**Web page and app entries:**
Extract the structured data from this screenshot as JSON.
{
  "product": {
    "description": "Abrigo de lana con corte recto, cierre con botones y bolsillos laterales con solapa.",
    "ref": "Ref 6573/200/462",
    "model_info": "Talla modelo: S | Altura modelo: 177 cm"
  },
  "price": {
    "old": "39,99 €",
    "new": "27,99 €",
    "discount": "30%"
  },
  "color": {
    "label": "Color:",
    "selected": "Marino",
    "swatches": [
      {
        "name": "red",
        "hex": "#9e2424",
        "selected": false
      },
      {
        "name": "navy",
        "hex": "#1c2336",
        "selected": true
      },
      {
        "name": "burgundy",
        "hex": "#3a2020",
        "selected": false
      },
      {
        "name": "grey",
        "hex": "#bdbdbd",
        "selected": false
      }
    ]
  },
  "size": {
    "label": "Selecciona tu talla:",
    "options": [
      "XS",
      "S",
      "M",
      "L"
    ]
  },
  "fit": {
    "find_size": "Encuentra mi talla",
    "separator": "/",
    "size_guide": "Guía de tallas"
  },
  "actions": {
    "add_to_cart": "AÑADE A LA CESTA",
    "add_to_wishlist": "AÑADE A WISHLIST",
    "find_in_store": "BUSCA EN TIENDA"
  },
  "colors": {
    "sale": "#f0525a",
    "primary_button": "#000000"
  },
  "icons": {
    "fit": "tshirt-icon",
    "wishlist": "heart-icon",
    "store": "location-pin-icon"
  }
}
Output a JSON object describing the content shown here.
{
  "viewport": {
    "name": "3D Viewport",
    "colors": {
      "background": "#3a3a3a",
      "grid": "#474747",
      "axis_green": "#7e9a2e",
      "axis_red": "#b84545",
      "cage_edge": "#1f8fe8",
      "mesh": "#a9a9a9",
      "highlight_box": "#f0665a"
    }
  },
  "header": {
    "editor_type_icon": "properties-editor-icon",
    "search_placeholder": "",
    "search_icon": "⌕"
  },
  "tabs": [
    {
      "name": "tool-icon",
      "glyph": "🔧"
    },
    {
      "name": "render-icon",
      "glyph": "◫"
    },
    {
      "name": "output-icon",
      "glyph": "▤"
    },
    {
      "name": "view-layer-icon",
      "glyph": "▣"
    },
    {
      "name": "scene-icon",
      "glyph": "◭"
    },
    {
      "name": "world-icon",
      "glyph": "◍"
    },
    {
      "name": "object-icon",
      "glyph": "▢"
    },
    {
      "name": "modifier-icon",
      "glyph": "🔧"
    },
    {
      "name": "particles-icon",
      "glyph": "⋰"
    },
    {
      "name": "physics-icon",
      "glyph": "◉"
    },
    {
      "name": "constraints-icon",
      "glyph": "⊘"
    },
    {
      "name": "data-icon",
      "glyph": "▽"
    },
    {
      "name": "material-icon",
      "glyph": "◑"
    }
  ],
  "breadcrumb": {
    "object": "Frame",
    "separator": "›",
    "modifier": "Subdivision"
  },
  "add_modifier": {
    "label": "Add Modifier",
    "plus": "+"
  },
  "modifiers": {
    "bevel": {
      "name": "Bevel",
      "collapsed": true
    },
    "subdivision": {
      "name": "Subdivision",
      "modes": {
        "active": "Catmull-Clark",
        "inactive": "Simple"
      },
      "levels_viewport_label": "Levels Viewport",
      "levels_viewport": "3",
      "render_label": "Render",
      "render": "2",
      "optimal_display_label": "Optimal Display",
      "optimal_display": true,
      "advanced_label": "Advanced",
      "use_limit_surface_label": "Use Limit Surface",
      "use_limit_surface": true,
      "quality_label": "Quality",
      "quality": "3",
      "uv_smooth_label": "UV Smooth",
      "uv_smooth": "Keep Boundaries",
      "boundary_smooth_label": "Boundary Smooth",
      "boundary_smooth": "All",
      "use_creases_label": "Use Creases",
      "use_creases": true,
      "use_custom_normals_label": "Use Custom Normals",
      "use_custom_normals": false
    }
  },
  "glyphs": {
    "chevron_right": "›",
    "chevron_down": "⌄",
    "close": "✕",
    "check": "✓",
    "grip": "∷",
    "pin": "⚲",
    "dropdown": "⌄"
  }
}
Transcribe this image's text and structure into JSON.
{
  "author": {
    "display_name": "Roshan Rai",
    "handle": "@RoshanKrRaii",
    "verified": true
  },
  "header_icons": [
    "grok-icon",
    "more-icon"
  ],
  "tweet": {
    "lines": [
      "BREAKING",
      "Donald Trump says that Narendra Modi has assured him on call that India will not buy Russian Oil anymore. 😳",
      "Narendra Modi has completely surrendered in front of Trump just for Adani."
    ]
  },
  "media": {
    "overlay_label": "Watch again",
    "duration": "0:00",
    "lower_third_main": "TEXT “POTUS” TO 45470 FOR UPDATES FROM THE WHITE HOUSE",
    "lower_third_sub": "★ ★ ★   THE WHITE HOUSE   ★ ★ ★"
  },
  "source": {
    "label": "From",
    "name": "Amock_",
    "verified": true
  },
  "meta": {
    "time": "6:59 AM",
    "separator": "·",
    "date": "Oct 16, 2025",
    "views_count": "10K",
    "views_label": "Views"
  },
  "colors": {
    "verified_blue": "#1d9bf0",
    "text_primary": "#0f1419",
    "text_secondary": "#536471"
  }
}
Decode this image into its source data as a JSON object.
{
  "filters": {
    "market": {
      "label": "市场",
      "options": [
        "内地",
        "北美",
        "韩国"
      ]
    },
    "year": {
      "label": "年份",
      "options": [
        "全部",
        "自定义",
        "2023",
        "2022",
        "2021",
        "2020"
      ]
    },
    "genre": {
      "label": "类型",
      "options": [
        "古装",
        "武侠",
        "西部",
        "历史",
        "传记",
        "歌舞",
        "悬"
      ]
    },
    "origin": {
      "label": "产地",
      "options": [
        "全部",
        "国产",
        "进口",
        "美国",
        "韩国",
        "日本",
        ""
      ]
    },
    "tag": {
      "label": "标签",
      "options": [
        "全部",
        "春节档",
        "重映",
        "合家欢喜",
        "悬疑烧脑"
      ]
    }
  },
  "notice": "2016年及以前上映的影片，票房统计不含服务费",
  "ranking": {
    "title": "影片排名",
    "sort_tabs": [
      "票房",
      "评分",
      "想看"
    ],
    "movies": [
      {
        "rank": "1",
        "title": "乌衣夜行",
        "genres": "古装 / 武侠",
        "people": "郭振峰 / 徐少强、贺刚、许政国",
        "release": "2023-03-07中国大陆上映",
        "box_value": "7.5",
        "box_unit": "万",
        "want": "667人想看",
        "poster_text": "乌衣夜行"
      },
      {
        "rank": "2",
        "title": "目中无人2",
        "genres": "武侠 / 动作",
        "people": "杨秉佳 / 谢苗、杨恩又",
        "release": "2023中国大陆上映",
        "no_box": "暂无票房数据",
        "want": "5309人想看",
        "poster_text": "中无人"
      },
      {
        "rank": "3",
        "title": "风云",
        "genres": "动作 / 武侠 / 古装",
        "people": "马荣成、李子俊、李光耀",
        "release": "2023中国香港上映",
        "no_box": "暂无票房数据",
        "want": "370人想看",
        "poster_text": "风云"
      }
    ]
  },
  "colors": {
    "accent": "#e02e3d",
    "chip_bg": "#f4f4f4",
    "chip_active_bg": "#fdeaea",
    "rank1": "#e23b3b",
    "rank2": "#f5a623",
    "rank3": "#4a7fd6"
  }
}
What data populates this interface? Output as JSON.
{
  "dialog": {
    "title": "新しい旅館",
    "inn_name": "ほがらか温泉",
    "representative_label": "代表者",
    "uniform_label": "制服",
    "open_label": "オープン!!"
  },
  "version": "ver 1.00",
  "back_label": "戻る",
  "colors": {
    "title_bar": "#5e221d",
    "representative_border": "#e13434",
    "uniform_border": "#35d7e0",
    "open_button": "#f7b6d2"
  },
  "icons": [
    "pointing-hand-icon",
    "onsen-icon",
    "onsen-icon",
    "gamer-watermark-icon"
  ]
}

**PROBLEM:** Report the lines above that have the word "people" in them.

**OUTPUT OF THE EXERCISE:**
        "people": "郭振峰 / 徐少强、贺刚、许政国",
        "people": "杨秉佳 / 谢苗、杨恩又",
        "people": "马荣成、李子俊、李光耀",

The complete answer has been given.